December 22, 2015 10:00 PM MST
If your teen's Christmas list consists of nothing but gift cards, don't despair. You can still help them share in the magic of Christmas as they transition to becoming gift-givers, and not just receivers.
3 Min Read
November 20, 2015 12:46 PM MST
Three of my children are in a French-Immersion program at their elementary and middle schools. This past weekend, my 12-year-old texted me: “Did you hear about Paris?” As we texted, I could sense her confusion and sadness for a place she feels a personal connection to. One of her friends texted her to “wear black tomorrow—For Paris” at school the next day, and they all did. But when I asked her what they talked about in school, she told me her teacher said, “We’re not going to talk about Paris today.”
3 Min Read
October 28, 2015 09:01 AM MDT
When I was in Young Women, I felt constantly out of place. On Sunday, I was taught I had immeasurable power and divinity inside of me, but then I would go to school during the week and feel small and awkward; I thought it was laughable to think I had any power at all.
4 Min Read
September 26, 2015 09:00 AM MDT
It’s that time of year: the leaves are changing, there’s a slight chill in the air, you haven’t put away the shorts just yet but you mean to and you’ll probably get to it soon. The phrase “chunky sweaters” is returning to your vocabulary, you are starting to stomach conversations about Halloween costumes with your eager children, and you notice “pumpkin spice” featured in every drink or dessert at every eatery. It’s happening. You can’t deny that school is just barely beginning and you’ve got time to adjust. It’s already here. IT’S HAPPENING.

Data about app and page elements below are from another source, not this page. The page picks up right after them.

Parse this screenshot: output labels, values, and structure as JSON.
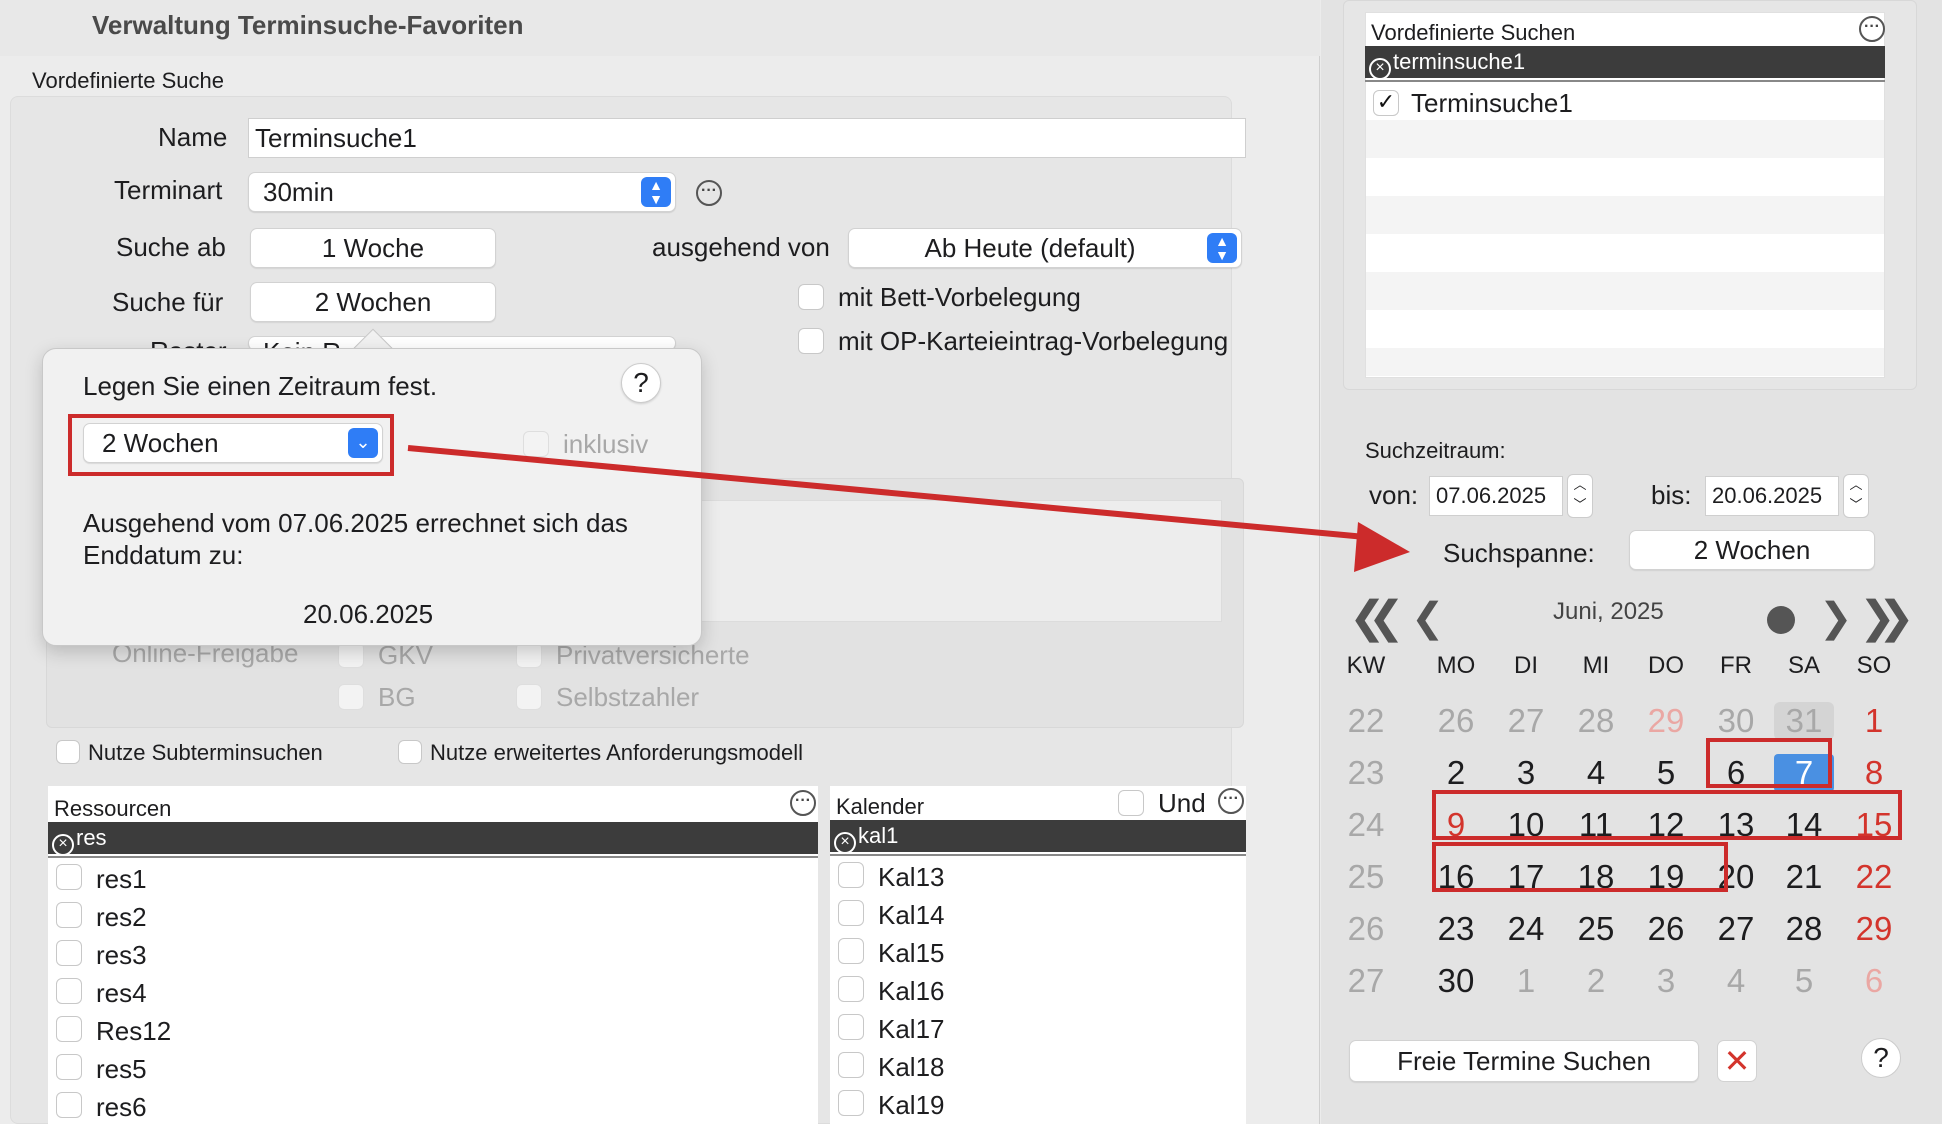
{
  "window": {
    "title": "Verwaltung Terminsuche-Favoriten"
  },
  "section_label": "Vordefinierte Suche",
  "form": {
    "name_label": "Name",
    "name_value": "Terminsuche1",
    "terminart_label": "Terminart",
    "terminart_value": "30min",
    "suche_ab_label": "Suche ab",
    "suche_ab_value": "1 Woche",
    "ausgehend_label": "ausgehend von",
    "ausgehend_value": "Ab Heute (default)",
    "suche_fuer_label": "Suche für",
    "suche_fuer_value": "2 Wochen",
    "bett_label": "mit Bett-Vorbelegung",
    "op_label": "mit OP-Karteieintrag-Vorbelegung",
    "obscured_row_label": "Raster",
    "obscured_row_value": "Kein R"
  },
  "popover": {
    "title": "Legen Sie einen Zeitraum fest.",
    "help": "?",
    "select_value": "2 Wochen",
    "inklusiv_label": "inklusiv",
    "text": "Ausgehend vom 07.06.2025 errechnet sich das Enddatum zu:",
    "end_date": "20.06.2025"
  },
  "behind_popover": {
    "online_label": "Online-Freigabe",
    "gkv": "GKV",
    "privat": "Privatversicherte",
    "bg": "BG",
    "selbst": "Selbstzahler"
  },
  "options": {
    "subtermin": "Nutze Subterminsuchen",
    "anforderung": "Nutze erweitertes Anforderungsmodell"
  },
  "ressourcen": {
    "header": "Ressourcen",
    "filter": "res",
    "items": [
      "res1",
      "res2",
      "res3",
      "res4",
      "Res12",
      "res5",
      "res6"
    ]
  },
  "kalender": {
    "header": "Kalender",
    "und_label": "Und",
    "filter": "kal1",
    "items": [
      "Kal13",
      "Kal14",
      "Kal15",
      "Kal16",
      "Kal17",
      "Kal18",
      "Kal19"
    ]
  },
  "predefined": {
    "header": "Vordefinierte Suchen",
    "filter": "terminsuche1",
    "items": [
      "Terminsuche1"
    ]
  },
  "suchzeitraum": {
    "label": "Suchzeitraum:",
    "von_label": "von:",
    "von_value": "07.06.2025",
    "bis_label": "bis:",
    "bis_value": "20.06.2025",
    "spanne_label": "Suchspanne:",
    "spanne_value": "2 Wochen"
  },
  "calendar": {
    "month": "Juni, 2025",
    "headers": [
      "KW",
      "MO",
      "DI",
      "MI",
      "DO",
      "FR",
      "SA",
      "SO"
    ],
    "weeks": [
      {
        "kw": "22",
        "days": [
          "26",
          "27",
          "28",
          "29",
          "30",
          "31",
          "1"
        ]
      },
      {
        "kw": "23",
        "days": [
          "2",
          "3",
          "4",
          "5",
          "6",
          "7",
          "8"
        ]
      },
      {
        "kw": "24",
        "days": [
          "9",
          "10",
          "11",
          "12",
          "13",
          "14",
          "15"
        ]
      },
      {
        "kw": "25",
        "days": [
          "16",
          "17",
          "18",
          "19",
          "20",
          "21",
          "22"
        ]
      },
      {
        "kw": "26",
        "days": [
          "23",
          "24",
          "25",
          "26",
          "27",
          "28",
          "29"
        ]
      },
      {
        "kw": "27",
        "days": [
          "30",
          "1",
          "2",
          "3",
          "4",
          "5",
          "6"
        ]
      }
    ],
    "selected_day": "7",
    "highlight_color": "#cc2b2b",
    "selected_color": "#4a90e2"
  },
  "footer": {
    "search_button": "Freie Termine Suchen",
    "help": "?"
  }
}
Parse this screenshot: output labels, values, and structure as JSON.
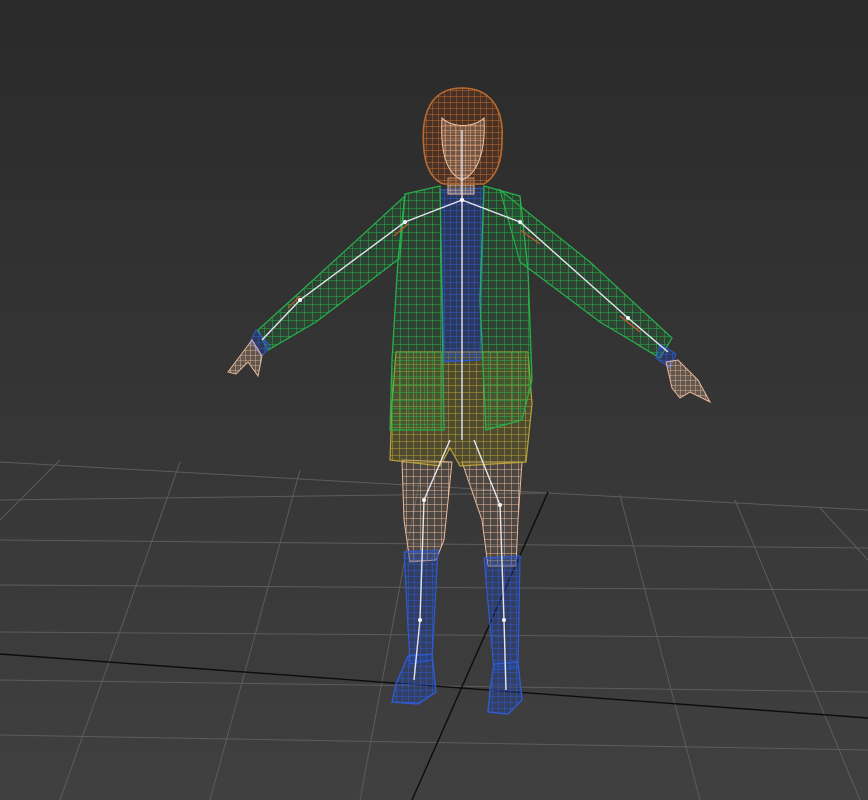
{
  "viewport": {
    "view": "perspective",
    "shading_mode": "wireframe",
    "grid": "visible",
    "background_top": "#2a2a2a",
    "background_bottom": "#3f3f3f",
    "grid_color": "#5a5a5a",
    "world_axis_color": "#0a0a0a"
  },
  "model": {
    "pose": "T-pose",
    "parts": [
      {
        "name": "hair",
        "color": "#9a4a1e",
        "icon": "hair-mesh"
      },
      {
        "name": "skin",
        "color": "#e8b898",
        "icon": "skin-mesh"
      },
      {
        "name": "jacket",
        "color": "#1e8a3a",
        "icon": "jacket-mesh"
      },
      {
        "name": "shirt",
        "color": "#1e44a8",
        "icon": "shirt-mesh"
      },
      {
        "name": "shorts",
        "color": "#a6922a",
        "icon": "shorts-mesh"
      },
      {
        "name": "socks",
        "color": "#1e44a8",
        "icon": "sock-mesh"
      },
      {
        "name": "shoes",
        "color": "#1e44a8",
        "icon": "shoe-mesh"
      },
      {
        "name": "bones",
        "color": "#e0e0ea",
        "icon": "bone-rig"
      }
    ]
  }
}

2 Min Read
August 18, 2015 08:58 AM MDT
Once I Was a Beehive opened this past weekend, and I am obsessed with it. It has taken over my life, in a good way, and as audiences go to see it, I am excited for them to see it in a Christmas Eve excitement way. Every time I talk or text about the movie, I want to add a million exclamation points (which makes the former English teacher in me cringe)! I can’t help it. I’m excited!
2 Min Read
August 04, 2015 09:11 AM MDT
Paris is not a Mormon and plays a non-Mormon teenager while Kaley is not a Mormon and plays a Mormon teenager in the upcoming film, Once I Was a Beehive (in theaters August 14th). On the other hand, I’m a self-described “super Mormon-y Mom” who plays a super Mormon-y woman in the film. But even though we come from different backgrounds, we all learned something from coming together to make a movie. And we’re all excited about sharing it with the world.
8 Min Read
July 28, 2015 08:52 AM MDT
See what producer, actor, and author Lisa Valentine Clark has to say about the similar difficulties--and rewards--between raising children and producing the new, heartwarming movie Once I Was a Beehive.
5 Min Read
June 27, 2015 08:57 AM MDT
If you have kids of different ages, here are some tips on how to help them have fun and bond this summer.
3 Min Read
May 27, 2015 09:17 AM MDT
Earlier this month, I drove with my brother, Chris, my sister, Gina, and her husband, Jonathan, to Lincoln, Nebraska, where we all grew up. We went with the middle-aged dream of running the Lincoln Half Marathon to somehow prove to ourselves that we are in the best shape of our lives, literally outrunning age. Well, I’m sure subconsciously that’s what we thought. In reality, we were painfully reminded of our age or, as my sister Gina stated when she stumbled across the finish line at Husker stadium drenched in sweat, “I didn’t respect the miles.” (Also, we forgot about the humidity. Thanks for the reminder, Nebraska.) Middle-aged delusions aside, we just wanted an excuse to “go home.”
4 Min Read
March 20, 2015 09:22 AM MDT
Easter traditions are part of the religious heritage I want my children to identify with, so I want them to matter. I love the Easter bunny, hiding baskets, dying eggs, and buying color-coordinated ties for my boys (they won't agree to matching anymore) and frilly dresses for the girls. Reese’s peanut butter eggs and Cadbury Mini Eggs are very important to me as well. Very important. But, like Christmas pastimes, I want these traditions to enhance—not detract—from the “reason for the season.”
6 Min Read